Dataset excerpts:
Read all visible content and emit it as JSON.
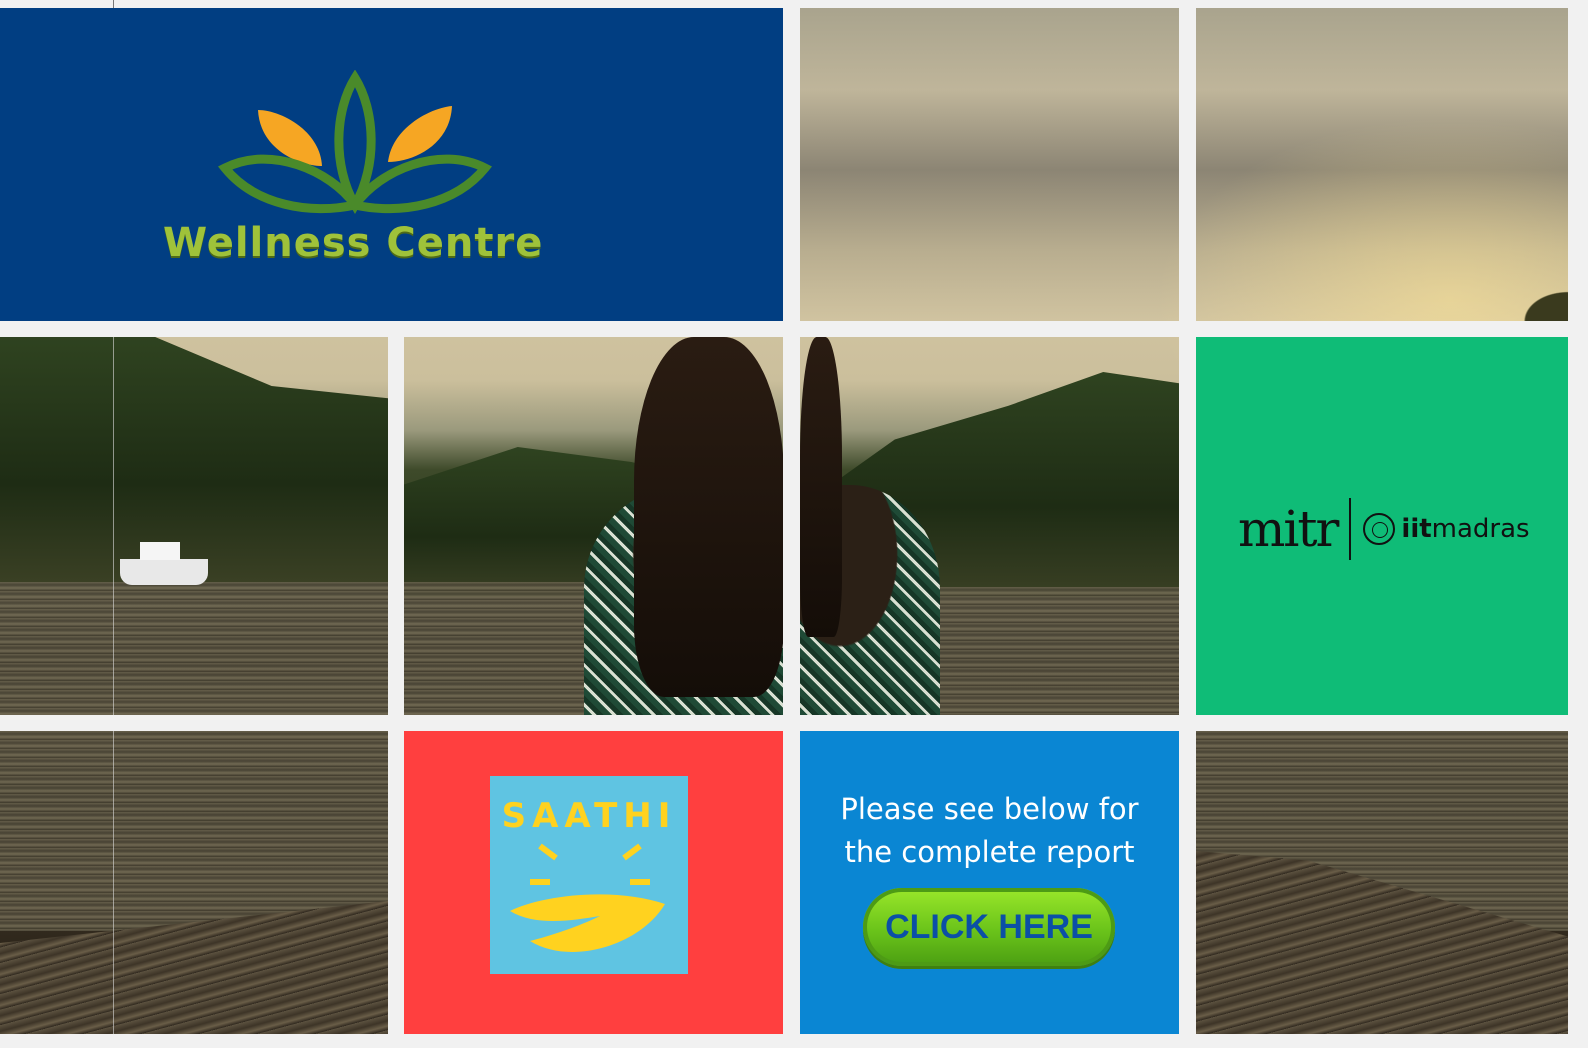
{
  "wellness": {
    "title": "Wellness Centre",
    "bg": "#013e82",
    "leaf_orange": "#f6a623",
    "leaf_green": "#4a8a2a"
  },
  "mitr": {
    "brand": "mitr",
    "partner_bold": "iit",
    "partner_rest": "madras",
    "bg": "#0fbc77",
    "icon": "iit-madras-seal-icon"
  },
  "saathi": {
    "label": "SAATHI",
    "bg": "#ff3f3f",
    "card_bg": "#5fc4e2",
    "accent": "#ffd21f",
    "icon": "sun-hands-icon"
  },
  "report": {
    "line1": "Please see below for",
    "line2": "the complete report",
    "button_label": "CLICK HERE",
    "bg": "#0a86d3"
  },
  "photo": {
    "icon": "lakeside-woman-photo"
  }
}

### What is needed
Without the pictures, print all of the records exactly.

### Solution to this task
Read all visible content and emit it as JSON.
{
  "wellness": {
    "title": "Wellness Centre",
    "bg": "#013e82",
    "leaf_orange": "#f6a623",
    "leaf_green": "#4a8a2a"
  },
  "mitr": {
    "brand": "mitr",
    "partner_bold": "iit",
    "partner_rest": "madras",
    "bg": "#0fbc77",
    "icon": "iit-madras-seal-icon"
  },
  "saathi": {
    "label": "SAATHI",
    "bg": "#ff3f3f",
    "card_bg": "#5fc4e2",
    "accent": "#ffd21f",
    "icon": "sun-hands-icon"
  },
  "report": {
    "line1": "Please see below for",
    "line2": "the complete report",
    "button_label": "CLICK HERE",
    "bg": "#0a86d3"
  },
  "photo": {
    "icon": "lakeside-woman-photo"
  }
}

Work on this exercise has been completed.